» **ABOUT THIS EXERCISE**
Pull every line with the word "user" out of the entries below.

* * *

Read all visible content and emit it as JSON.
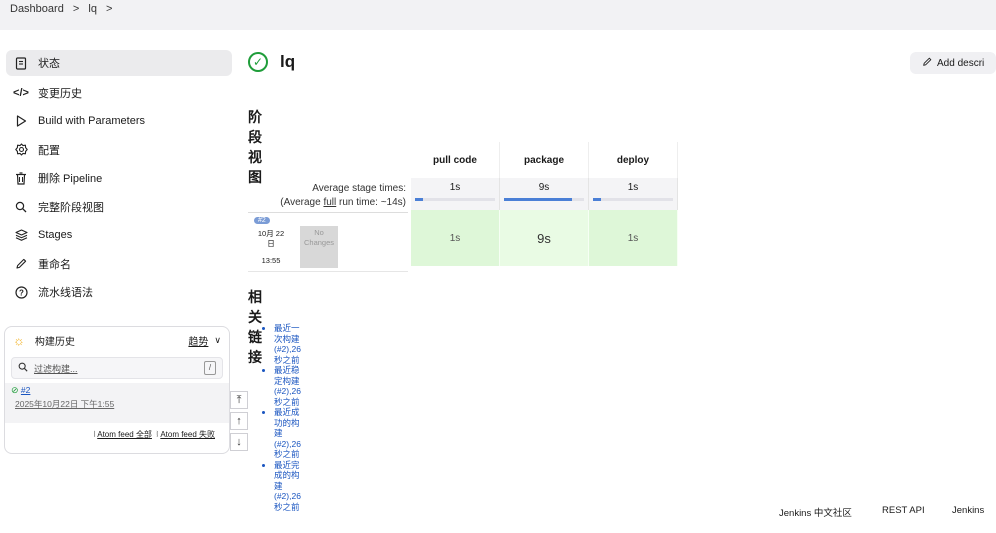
{
  "breadcrumbs": [
    "Dashboard",
    ">",
    "lq",
    ">"
  ],
  "sidebar": {
    "items": [
      {
        "icon": "document-icon",
        "label": "状态"
      },
      {
        "icon": "code-icon",
        "label": "变更历史"
      },
      {
        "icon": "play-icon",
        "label": "Build with Parameters"
      },
      {
        "icon": "gear-icon",
        "label": "配置"
      },
      {
        "icon": "trash-icon",
        "label": "删除 Pipeline"
      },
      {
        "icon": "search-icon",
        "label": "完整阶段视图"
      },
      {
        "icon": "layers-icon",
        "label": "Stages"
      },
      {
        "icon": "pencil-icon",
        "label": "重命名"
      },
      {
        "icon": "help-icon",
        "label": "流水线语法"
      }
    ]
  },
  "history": {
    "title": "构建历史",
    "trend": "趋势",
    "filter_placeholder": "过滤构建...",
    "shortcut": "/",
    "build": {
      "number": "#2",
      "date": "2025年10月22日 下午1:55"
    },
    "feed_all": "Atom feed 全部",
    "feed_failed": "Atom feed 失败"
  },
  "job": {
    "name": "lq",
    "add_description": "Add descri"
  },
  "stage_view": {
    "heading": "阶段视图",
    "avg_label": "Average stage times:",
    "avg_run_prefix": "(Average ",
    "avg_run_link": "full",
    "avg_run_suffix": " run time: ~14s)",
    "build": {
      "badge": "#2",
      "date_line1": "10月 22",
      "date_line2": "日",
      "time": "13:55",
      "no_changes_1": "No",
      "no_changes_2": "Changes"
    },
    "stages": [
      {
        "name": "pull code",
        "avg": "1s",
        "cell": "1s",
        "progress": 0.1,
        "strong": false
      },
      {
        "name": "package",
        "avg": "9s",
        "cell": "9s",
        "progress": 0.85,
        "strong": true
      },
      {
        "name": "deploy",
        "avg": "1s",
        "cell": "1s",
        "progress": 0.1,
        "strong": false
      }
    ]
  },
  "related": {
    "heading": "相关链接",
    "links": [
      "最近一次构建(#2),26 秒之前",
      "最近稳定构建(#2),26 秒之前",
      "最近成功的构建(#2),26 秒之前",
      "最近完成的构建(#2),26 秒之前"
    ]
  },
  "footer": {
    "community": "Jenkins 中文社区",
    "rest": "REST API",
    "version": "Jenkins"
  }
}
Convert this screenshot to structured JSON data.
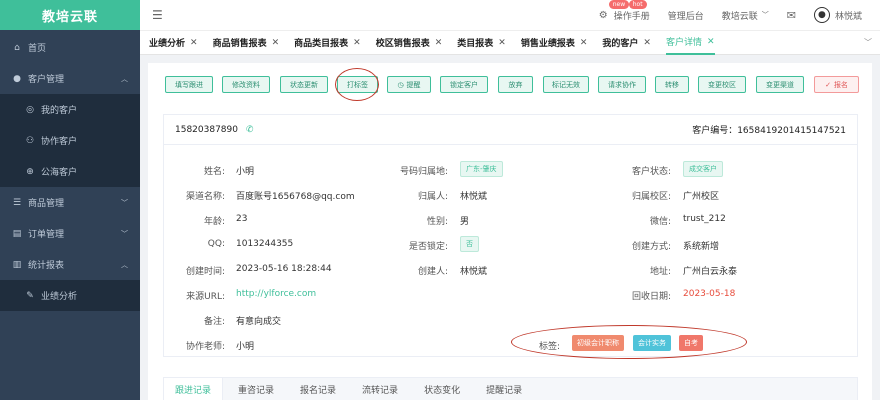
{
  "app": {
    "logo": "教培云联"
  },
  "sidebar": {
    "items": [
      {
        "label": "首页",
        "icon": "home-icon",
        "glyph": "⌂"
      },
      {
        "label": "客户管理",
        "icon": "user-icon",
        "glyph": "👤",
        "expanded": true
      },
      {
        "label": "我的客户",
        "sub": true,
        "glyph": "◎"
      },
      {
        "label": "协作客户",
        "sub": true,
        "glyph": "⚇"
      },
      {
        "label": "公海客户",
        "sub": true,
        "glyph": "⊕"
      },
      {
        "label": "商品管理",
        "icon": "goods-icon",
        "glyph": "☰"
      },
      {
        "label": "订单管理",
        "icon": "order-icon",
        "glyph": "▤"
      },
      {
        "label": "统计报表",
        "icon": "report-icon",
        "glyph": "▥",
        "expanded": true
      },
      {
        "label": "业绩分析",
        "sub": true,
        "glyph": "✎"
      }
    ]
  },
  "topbar": {
    "manual": "操作手册",
    "manual_badge_new": "new",
    "manual_badge_hot": "hot",
    "admin": "管理后台",
    "org": "教培云联",
    "user": "林悦斌"
  },
  "tabs": [
    {
      "label": "业绩分析"
    },
    {
      "label": "商品销售报表"
    },
    {
      "label": "商品类目报表"
    },
    {
      "label": "校区销售报表"
    },
    {
      "label": "类目报表"
    },
    {
      "label": "销售业绩报表"
    },
    {
      "label": "我的客户"
    },
    {
      "label": "客户详情",
      "active": true
    }
  ],
  "actions": [
    "填写跟进",
    "修改资料",
    "状态更新",
    "打标签",
    "提醒",
    "锁定客户",
    "放弃",
    "标记无效",
    "请求协作",
    "转移",
    "变更校区",
    "变更渠道",
    "报名"
  ],
  "customer": {
    "phone": "15820387890",
    "id_label": "客户编号：",
    "id_value": "1658419201415147521",
    "fields": {
      "name_label": "姓名:",
      "name": "小明",
      "channel_label": "渠道名称:",
      "channel": "百度账号1656768@qq.com",
      "age_label": "年龄:",
      "age": "23",
      "qq_label": "QQ:",
      "qq": "1013244355",
      "created_label": "创建时间:",
      "created": "2023-05-16 18:28:44",
      "source_label": "来源URL:",
      "source": "http://ylforce.com",
      "remark_label": "备注:",
      "remark": "有意向成交",
      "teacher_label": "协作老师:",
      "teacher": "小明",
      "phone_loc_label": "号码归属地:",
      "phone_loc": "广东-肇庆",
      "owner_label": "归属人:",
      "owner": "林悦斌",
      "gender_label": "性别:",
      "gender": "男",
      "locked_label": "是否锁定:",
      "locked": "否",
      "creator_label": "创建人:",
      "creator": "林悦斌",
      "status_label": "客户状态:",
      "status": "成交客户",
      "campus_label": "归属校区:",
      "campus": "广州校区",
      "wechat_label": "微信:",
      "wechat": "trust_212",
      "method_label": "创建方式:",
      "method": "系统新增",
      "address_label": "地址:",
      "address": "广州白云永泰",
      "return_label": "回收日期:",
      "return_date": "2023-05-18",
      "tags_label": "标签:"
    },
    "tags": [
      {
        "label": "初级会计职称",
        "color": "#f08a6e"
      },
      {
        "label": "会计实务",
        "color": "#4fc3d9"
      },
      {
        "label": "自考",
        "color": "#f0776a"
      }
    ]
  },
  "bottom_tabs": [
    "跟进记录",
    "重咨记录",
    "报名记录",
    "流转记录",
    "状态变化",
    "提醒记录"
  ],
  "colors": {
    "accent": "#3fbf9a",
    "sidebar": "#304156",
    "danger": "#e05656"
  }
}
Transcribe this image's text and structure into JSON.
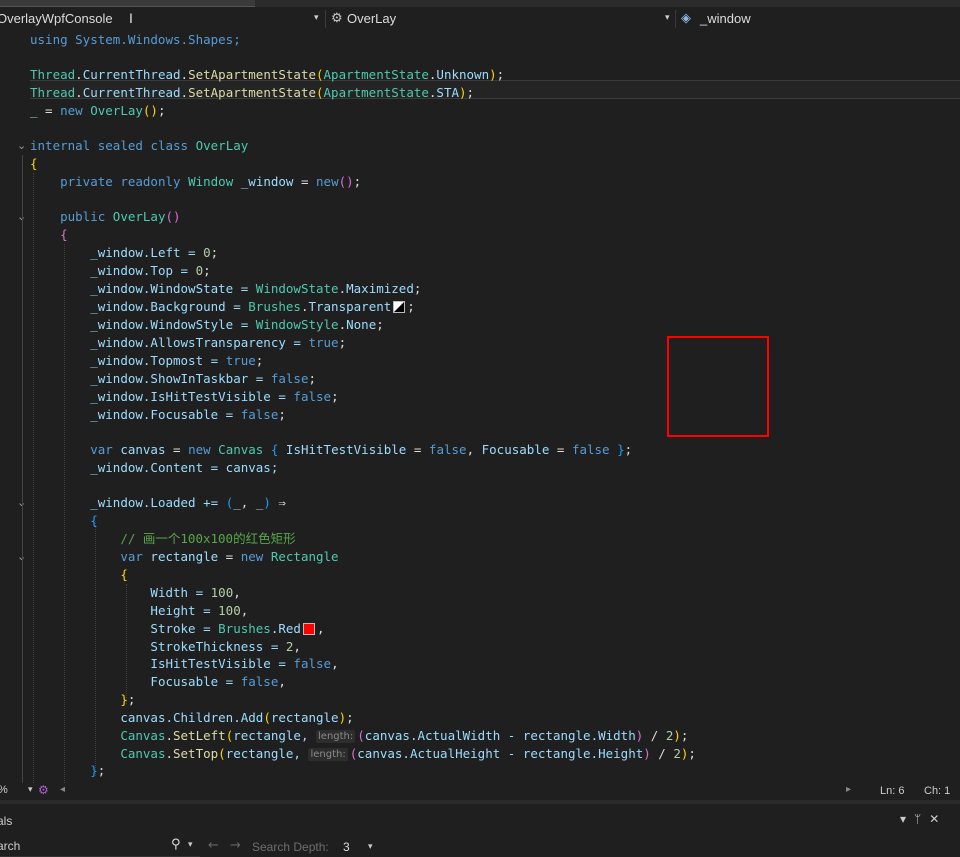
{
  "navbar": {
    "project": "OverlayWpfConsole",
    "class_name": "OverLay",
    "member": "_window"
  },
  "code": {
    "l1": [
      "using System.Windows.Shapes;"
    ],
    "l3a": "Thread",
    "l3b": "CurrentThread",
    "l3c": "SetApartmentState",
    "l3d": "ApartmentState",
    "l3e": "Unknown",
    "l4e": "STA",
    "l5a": "_",
    "l5b": "new",
    "l5c": "OverLay",
    "l7a": "internal",
    "l7b": "sealed",
    "l7c": "class",
    "l7d": "OverLay",
    "l9a": "private",
    "l9b": "readonly",
    "l9c": "Window",
    "l9d": "_window",
    "l9e": "new",
    "l11a": "public",
    "l11b": "OverLay",
    "w_left": "_window.Left = ",
    "w_left_v": "0",
    "w_top": "_window.Top = ",
    "w_top_v": "0",
    "w_state": "_window.WindowState = ",
    "w_state_c": "WindowState",
    "w_state_v": "Maximized",
    "w_bg": "_window.Background = ",
    "w_bg_c": "Brushes",
    "w_bg_v": "Transparent",
    "w_style": "_window.WindowStyle = ",
    "w_style_c": "WindowStyle",
    "w_style_v": "None",
    "w_allow": "_window.AllowsTransparency = ",
    "w_allow_v": "true",
    "w_topmost": "_window.Topmost = ",
    "w_topmost_v": "true",
    "w_taskbar": "_window.ShowInTaskbar = ",
    "w_taskbar_v": "false",
    "w_hit": "_window.IsHitTestVisible = ",
    "w_hit_v": "false",
    "w_focus": "_window.Focusable = ",
    "w_focus_v": "false",
    "c_var": "var",
    "c_name": "canvas",
    "c_new": "new",
    "c_cls": "Canvas",
    "c_p1": "IsHitTestVisible",
    "c_p2": "Focusable",
    "c_false": "false",
    "content": "_window.Content = canvas;",
    "loaded": "_window.Loaded += ",
    "comment": "// 画一个100x100的红色矩形",
    "r_var": "var",
    "r_name": "rectangle",
    "r_new": "new",
    "r_cls": "Rectangle",
    "r_w": "Width = ",
    "r_w_v": "100",
    "r_h": "Height = ",
    "r_h_v": "100",
    "r_s": "Stroke = ",
    "r_s_c": "Brushes",
    "r_s_v": "Red",
    "r_st": "StrokeThickness = ",
    "r_st_v": "2",
    "r_hit": "IsHitTestVisible = ",
    "r_hit_v": "false",
    "r_foc": "Focusable = ",
    "r_foc_v": "false",
    "add": "canvas.Children.Add",
    "add_arg": "rectangle",
    "setleft_c": "Canvas",
    "setleft_m": "SetLeft",
    "setleft_a": "rectangle, ",
    "hint": "length:",
    "setleft_e": "canvas.ActualWidth - rectangle.Width",
    "settop_m": "SetTop",
    "settop_e": "canvas.ActualHeight - rectangle.Height",
    "two": "2"
  },
  "status": {
    "zoom": "%",
    "line": "Ln: 6",
    "col": "Ch: 1"
  },
  "panel": {
    "title": "als",
    "search_placeholder": "arch",
    "depth_label": "Search Depth:",
    "depth_value": "3"
  },
  "colors": {
    "background": "#1f1f1f",
    "keyword": "#569cd6",
    "type": "#4ec9b0",
    "method": "#dcdcaa",
    "number": "#b5cea8",
    "comment": "#57a64a",
    "overlay_rect": "#ff0000"
  }
}
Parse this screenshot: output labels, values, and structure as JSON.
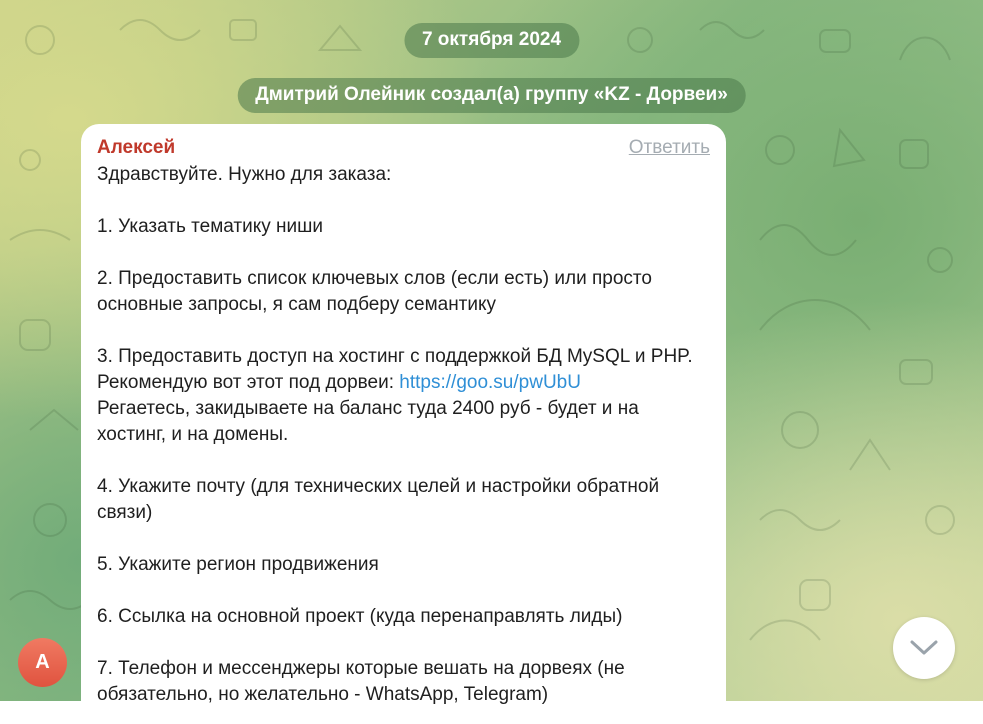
{
  "date_pill": "7 октября 2024",
  "service_message": "Дмитрий Олейник создал(а) группу «KZ - Дорвеи»",
  "message": {
    "sender": "Алексей",
    "reply_label": "Ответить",
    "greeting": "Здравствуйте. Нужно для заказа:",
    "item1": "1. Указать тематику ниши",
    "item2": "2. Предоставить список ключевых слов (если есть) или просто основные запросы, я сам подберу семантику",
    "item3_text": "3. Предоставить доступ на хостинг с поддержкой БД MySQL и PHP. Рекомендую вот этот под дорвеи: ",
    "item3_link": "https://goo.su/pwUbU",
    "item3_tail": "Регаетесь, закидываете на баланс туда 2400 руб - будет и на хостинг, и на домены.",
    "item4": "4. Укажите почту (для технических целей и настройки обратной связи)",
    "item5": "5. Укажите регион продвижения",
    "item6": "6. Ссылка на основной проект (куда перенаправлять лиды)",
    "item7": "7. Телефон и мессенджеры которые вешать на дорвеях (не обязательно, но желательно - WhatsApp, Telegram)"
  },
  "avatar_letter": "А",
  "colors": {
    "sender": "#c0392b",
    "link": "#2f8fd6",
    "avatar": "#e0533f",
    "pill_bg": "#4a784a"
  },
  "icons": {
    "scroll_down": "chevron-down-icon"
  }
}
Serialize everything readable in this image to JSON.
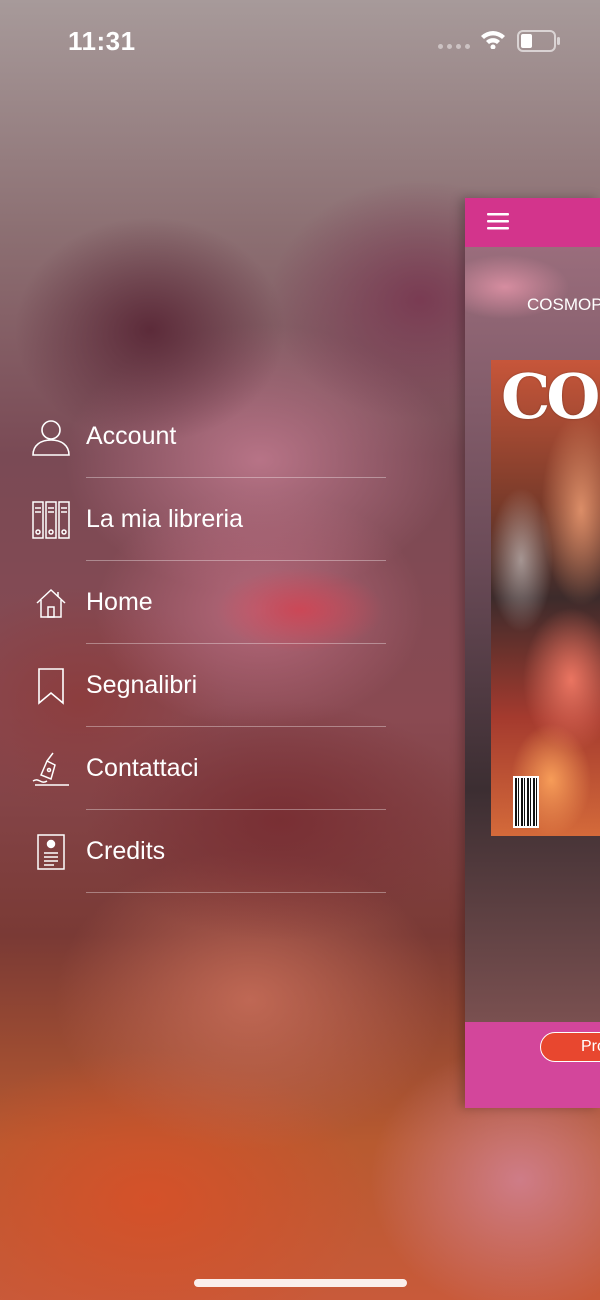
{
  "status_bar": {
    "time": "11:31",
    "icons": [
      "signal-dots",
      "wifi-icon",
      "battery-icon"
    ]
  },
  "menu": {
    "items": [
      {
        "label": "Account",
        "icon": "user-icon"
      },
      {
        "label": "La mia libreria",
        "icon": "library-binders-icon"
      },
      {
        "label": "Home",
        "icon": "home-icon"
      },
      {
        "label": "Segnalibri",
        "icon": "bookmark-icon"
      },
      {
        "label": "Contattaci",
        "icon": "pen-sign-icon"
      },
      {
        "label": "Credits",
        "icon": "credits-document-icon"
      }
    ]
  },
  "preview": {
    "header_icon": "menu-burger-icon",
    "magazine_name": "COSMOP",
    "cover_title": "COSM",
    "button_label": "Pro"
  },
  "colors": {
    "header_pink": "#d3348c",
    "footer_pink": "#d3469b",
    "button_orange": "#e8472f",
    "text_white": "#ffffff"
  }
}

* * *

» **EXERCISE RESPONSE**
        "icon": "user-icon",
    "user": "林悦斌"
        "icon": "user-icon"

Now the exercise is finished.